Bailey Hill is a very mature 9-year-old.He passionately wants to help people, especially the elderly – and he has taken action.“Let me tell you how it all started,” Hill said recently. “When I was in the second grade (fall 2012), I thought about older people who might not have a warm coat for winter, and wanted to help them.“I went to my ‘Nana’ (grandmother Beatrice Hill) and said I wanted to buy coats for people in nursing homes, but she told me that was too expensive for me to do.”So Bailey went to his bedroom and thought about his dilemma. Soon he had a new plan.“Everyone needs socks, Nana, and they’re cheaper than coats. I want to buy new socks for people who might need them,” he said.Hill’s parents, Michael and Wendy Hill, supported the project; Nana helped him devise a plan.“I told Bailey that if he raised or collected money for the socks, I would help him with the packaging and delivery,” Beatrice Hill said. “He agreed, and ‘Socks for Seniors’ was born.”Bailey made a sign and went to craft shows with his grandmother, where she had a booth displaying her handmade jewelry and paintings.

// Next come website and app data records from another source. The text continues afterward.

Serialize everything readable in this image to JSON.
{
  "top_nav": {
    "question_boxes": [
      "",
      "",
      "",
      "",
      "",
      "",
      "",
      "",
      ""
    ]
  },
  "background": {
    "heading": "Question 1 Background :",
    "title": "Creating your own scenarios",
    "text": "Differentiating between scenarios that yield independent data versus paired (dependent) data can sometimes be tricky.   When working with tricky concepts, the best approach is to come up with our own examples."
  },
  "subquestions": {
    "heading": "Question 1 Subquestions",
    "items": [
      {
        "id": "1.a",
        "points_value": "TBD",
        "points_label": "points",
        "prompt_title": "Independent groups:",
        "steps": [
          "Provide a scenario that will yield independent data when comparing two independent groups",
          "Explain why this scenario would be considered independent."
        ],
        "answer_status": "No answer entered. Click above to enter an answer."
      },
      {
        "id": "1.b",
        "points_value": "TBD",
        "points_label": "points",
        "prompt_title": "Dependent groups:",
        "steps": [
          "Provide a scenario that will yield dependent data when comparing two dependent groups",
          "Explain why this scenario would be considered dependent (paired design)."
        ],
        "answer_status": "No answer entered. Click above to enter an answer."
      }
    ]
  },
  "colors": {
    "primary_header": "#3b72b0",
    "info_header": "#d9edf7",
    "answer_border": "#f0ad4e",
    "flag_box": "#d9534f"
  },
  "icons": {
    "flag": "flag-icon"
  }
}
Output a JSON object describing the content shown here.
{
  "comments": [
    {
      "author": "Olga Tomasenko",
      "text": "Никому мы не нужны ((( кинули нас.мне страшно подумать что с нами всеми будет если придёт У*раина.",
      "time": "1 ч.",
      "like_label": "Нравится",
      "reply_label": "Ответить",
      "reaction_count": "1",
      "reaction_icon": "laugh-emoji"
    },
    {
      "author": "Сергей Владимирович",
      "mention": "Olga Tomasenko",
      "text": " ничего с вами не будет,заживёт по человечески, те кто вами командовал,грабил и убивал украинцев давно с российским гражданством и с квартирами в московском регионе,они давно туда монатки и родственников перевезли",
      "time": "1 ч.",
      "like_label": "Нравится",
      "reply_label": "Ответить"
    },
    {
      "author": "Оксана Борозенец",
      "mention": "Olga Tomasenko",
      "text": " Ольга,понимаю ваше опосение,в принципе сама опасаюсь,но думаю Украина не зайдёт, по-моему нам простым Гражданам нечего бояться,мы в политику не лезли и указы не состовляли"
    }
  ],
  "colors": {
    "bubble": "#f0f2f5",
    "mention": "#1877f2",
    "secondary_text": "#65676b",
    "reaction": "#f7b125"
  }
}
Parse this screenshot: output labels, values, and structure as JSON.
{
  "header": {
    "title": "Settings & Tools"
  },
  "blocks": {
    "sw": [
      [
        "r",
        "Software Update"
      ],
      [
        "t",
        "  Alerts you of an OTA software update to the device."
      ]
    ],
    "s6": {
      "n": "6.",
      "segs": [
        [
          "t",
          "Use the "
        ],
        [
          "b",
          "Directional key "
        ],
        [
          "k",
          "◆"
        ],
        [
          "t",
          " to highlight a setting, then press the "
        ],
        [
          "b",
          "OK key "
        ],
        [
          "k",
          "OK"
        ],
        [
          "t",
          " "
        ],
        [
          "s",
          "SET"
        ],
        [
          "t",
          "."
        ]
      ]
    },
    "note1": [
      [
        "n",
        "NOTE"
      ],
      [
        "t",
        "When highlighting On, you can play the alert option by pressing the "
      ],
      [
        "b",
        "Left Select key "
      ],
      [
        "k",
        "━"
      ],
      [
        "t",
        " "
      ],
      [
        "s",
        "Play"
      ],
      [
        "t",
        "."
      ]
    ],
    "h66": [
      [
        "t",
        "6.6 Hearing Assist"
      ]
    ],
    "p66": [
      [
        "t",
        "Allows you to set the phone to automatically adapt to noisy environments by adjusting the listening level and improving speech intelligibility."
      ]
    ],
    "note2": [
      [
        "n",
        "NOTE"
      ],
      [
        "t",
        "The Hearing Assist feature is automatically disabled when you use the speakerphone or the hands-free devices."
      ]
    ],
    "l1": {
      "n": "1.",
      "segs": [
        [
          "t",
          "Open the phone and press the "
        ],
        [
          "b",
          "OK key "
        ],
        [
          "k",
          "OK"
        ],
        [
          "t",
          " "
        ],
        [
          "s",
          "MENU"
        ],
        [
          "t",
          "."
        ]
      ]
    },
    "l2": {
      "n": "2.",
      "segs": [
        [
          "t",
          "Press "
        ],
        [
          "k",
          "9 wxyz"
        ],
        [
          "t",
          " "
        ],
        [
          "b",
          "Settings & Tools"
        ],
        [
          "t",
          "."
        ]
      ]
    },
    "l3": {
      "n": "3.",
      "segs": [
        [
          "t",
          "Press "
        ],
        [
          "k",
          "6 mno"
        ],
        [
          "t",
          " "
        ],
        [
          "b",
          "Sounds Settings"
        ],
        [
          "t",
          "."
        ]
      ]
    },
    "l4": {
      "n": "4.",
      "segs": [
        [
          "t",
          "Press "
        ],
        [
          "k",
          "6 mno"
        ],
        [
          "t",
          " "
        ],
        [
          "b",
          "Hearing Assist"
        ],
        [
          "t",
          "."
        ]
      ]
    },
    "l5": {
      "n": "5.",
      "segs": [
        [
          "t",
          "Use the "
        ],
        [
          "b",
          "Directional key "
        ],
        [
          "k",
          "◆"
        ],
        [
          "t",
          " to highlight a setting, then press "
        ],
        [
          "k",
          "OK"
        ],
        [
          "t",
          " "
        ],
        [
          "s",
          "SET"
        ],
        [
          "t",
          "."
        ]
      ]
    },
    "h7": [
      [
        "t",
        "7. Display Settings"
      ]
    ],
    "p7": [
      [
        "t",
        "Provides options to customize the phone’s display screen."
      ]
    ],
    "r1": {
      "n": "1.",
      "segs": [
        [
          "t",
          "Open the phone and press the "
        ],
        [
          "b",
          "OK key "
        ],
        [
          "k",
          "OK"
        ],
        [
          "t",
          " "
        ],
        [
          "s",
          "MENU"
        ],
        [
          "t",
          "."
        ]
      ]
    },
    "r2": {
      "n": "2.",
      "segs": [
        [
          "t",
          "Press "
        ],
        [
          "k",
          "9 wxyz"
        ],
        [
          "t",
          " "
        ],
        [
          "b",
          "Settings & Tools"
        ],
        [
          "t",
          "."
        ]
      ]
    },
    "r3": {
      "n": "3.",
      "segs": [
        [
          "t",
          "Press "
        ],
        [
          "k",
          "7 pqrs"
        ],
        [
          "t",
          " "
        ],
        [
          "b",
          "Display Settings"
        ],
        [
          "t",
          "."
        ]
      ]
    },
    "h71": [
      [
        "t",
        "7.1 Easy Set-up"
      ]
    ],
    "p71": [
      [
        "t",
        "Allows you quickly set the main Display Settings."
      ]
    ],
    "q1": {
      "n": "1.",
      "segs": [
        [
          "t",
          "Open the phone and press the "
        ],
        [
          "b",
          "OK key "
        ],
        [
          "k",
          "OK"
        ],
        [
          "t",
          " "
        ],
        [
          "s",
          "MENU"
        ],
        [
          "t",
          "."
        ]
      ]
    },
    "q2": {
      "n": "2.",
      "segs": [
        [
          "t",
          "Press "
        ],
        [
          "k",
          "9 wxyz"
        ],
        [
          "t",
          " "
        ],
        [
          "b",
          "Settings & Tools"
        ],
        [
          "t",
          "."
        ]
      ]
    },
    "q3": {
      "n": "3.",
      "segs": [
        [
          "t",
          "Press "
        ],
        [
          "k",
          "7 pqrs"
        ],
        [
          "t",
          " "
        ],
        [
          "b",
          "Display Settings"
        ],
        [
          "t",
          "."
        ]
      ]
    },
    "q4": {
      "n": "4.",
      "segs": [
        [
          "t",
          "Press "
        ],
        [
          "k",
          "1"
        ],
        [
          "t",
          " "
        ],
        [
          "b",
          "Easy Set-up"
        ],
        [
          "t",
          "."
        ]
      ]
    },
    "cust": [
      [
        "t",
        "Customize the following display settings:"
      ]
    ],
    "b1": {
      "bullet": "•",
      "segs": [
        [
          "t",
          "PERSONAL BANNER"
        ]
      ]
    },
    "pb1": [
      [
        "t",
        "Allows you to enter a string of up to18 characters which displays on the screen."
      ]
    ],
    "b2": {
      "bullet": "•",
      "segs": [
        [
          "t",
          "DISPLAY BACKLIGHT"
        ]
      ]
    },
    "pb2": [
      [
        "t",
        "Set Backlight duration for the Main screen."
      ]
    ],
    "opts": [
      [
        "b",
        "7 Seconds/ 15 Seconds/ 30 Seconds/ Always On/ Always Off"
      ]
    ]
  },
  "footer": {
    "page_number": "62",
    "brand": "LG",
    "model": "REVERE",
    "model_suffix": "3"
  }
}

Bailey would ask for donations.He also accompanied Nana to bingo games at the Veterans of Foreign Wars post in Monroe, where he would speak to the group about his project.Bailey would start by thanking everyone for coming, as if they were there to hear him talk.He collected enough money to buy 387 pair of socks.“I learned a lot the first time,” Bailey said. “For one thing, I learned that someone in a nursing home might have only one leg, or no feet at all. We bought little stuffed animals to give as presents to a resident who couldn’t use the socks.”Bailey and his grandmother had visited several stores to see where they could get the best price to buy the socks (one type for men, another for women, and diabetic socks for both genders). Dollar Tree locations in Monroe and Indian Trail turned out to be their best bet.They wrapped the socks for Christmas and called local nursing homes to ask for permission to bring the socks and get the number of residents.“We’d leave some extra, too, in case someone new came in before Christmas. We didn’t want anyone left out,” Beatrice Hill said. “My personal donation is the cost of wrapping and helping Bailey deliver the socks.”Buoyed by his success and the gratitude of the recipients, Bailey set his sights higher for 2013. Sam and Rachael Blewitt, 9 and 7 respectively, joined him.The three friends went about collecting money for months. They got donations for Socks for Seniors whenever and wherever they could, including church groups and the Boy Scouts.“I always carry a little bag for donations and ask people if they can help,” Bailey said.By early December, they had enough money for 866 pairs of socks and several stuffed animals.With their large decorated box full of warm socks and stuffed animals, Bailey, Sam and Beatrice Hill delivered their gifts to local nursing homes.Bailey and Sam would go into a resident’s room to deliver the socks and would sit and visit with each person when appropriate.“Sometimes they would hold our hands and talk,” Bailey said. “It made me feel so good and warm inside knowing how happy we made them.“I hope we can buy 1,000 pair of socks next year. I can speak to a school or church group about Socks for Seniors and would love it if other kids would like to help.”Bailey enjoys reading Harry Potter books, playing Mine Craft on the computer, building with Legos and playing golf with his father. “My dad works at Stonebridge Golf Course, and he’s pretty good,” Bailey said.The family, including Beatrice Hill, lives in Wesley Chapel.
Saturday, Feb. 01, 2014
Young philanthropist warms old feet – and hearts
For information on Socks for Seniors, email Beatrice Hill at email@example.com.
Karen Scioscia is a freelance writer. Have a story idea for Karen? Email her at firstname.lastname@example.org.
The Charlotte Observer welcomes your comments on news of the day. The more voices engaged in conversation, the better for us all, but do keep it civil. Please refrain from profanity, obscenity, spam, name-calling or attacking others for their views.
Have a news tip? You can send it to a local news editor; email email@example.com to send us your tip - or - consider joining the Public Insight Network and become a source for The Charlotte Observer.Read moreRead less